Dataset rows describing interfaces:
—————

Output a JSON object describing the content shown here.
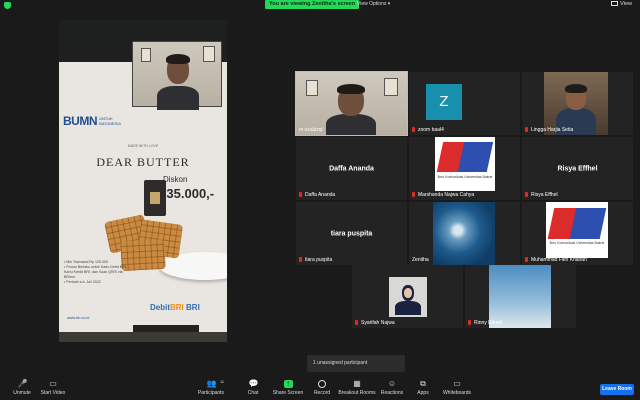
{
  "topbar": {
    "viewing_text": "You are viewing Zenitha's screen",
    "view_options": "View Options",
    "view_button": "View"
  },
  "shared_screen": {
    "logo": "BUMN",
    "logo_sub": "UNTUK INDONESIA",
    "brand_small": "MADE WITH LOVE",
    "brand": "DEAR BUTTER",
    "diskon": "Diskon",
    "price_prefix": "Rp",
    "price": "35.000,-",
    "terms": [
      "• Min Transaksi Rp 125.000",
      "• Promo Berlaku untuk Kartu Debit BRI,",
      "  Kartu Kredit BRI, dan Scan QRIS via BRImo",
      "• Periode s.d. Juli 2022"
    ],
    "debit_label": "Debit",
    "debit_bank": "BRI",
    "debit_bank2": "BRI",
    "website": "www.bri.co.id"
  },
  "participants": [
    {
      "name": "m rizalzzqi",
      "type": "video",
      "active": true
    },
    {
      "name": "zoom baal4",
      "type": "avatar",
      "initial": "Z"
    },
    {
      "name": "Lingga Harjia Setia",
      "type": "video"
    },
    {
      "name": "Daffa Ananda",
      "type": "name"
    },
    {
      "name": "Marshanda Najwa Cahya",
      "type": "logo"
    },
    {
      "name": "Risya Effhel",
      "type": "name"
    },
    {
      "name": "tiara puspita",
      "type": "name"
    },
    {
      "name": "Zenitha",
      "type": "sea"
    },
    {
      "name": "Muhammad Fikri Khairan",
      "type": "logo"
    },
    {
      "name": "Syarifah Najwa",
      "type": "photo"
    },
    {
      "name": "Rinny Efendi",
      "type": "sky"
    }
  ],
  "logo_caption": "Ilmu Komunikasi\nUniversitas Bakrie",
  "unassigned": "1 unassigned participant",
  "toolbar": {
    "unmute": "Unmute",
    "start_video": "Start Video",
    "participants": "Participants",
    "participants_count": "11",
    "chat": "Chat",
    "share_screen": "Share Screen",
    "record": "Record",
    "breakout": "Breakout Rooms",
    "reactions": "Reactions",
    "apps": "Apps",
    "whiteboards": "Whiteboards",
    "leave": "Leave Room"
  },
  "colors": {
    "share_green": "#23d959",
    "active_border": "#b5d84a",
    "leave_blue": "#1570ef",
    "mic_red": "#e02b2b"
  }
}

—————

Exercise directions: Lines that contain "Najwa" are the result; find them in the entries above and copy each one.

Exercise solution:
      "name": "Marshanda Najwa Cahya",
      "name": "Syarifah Najwa",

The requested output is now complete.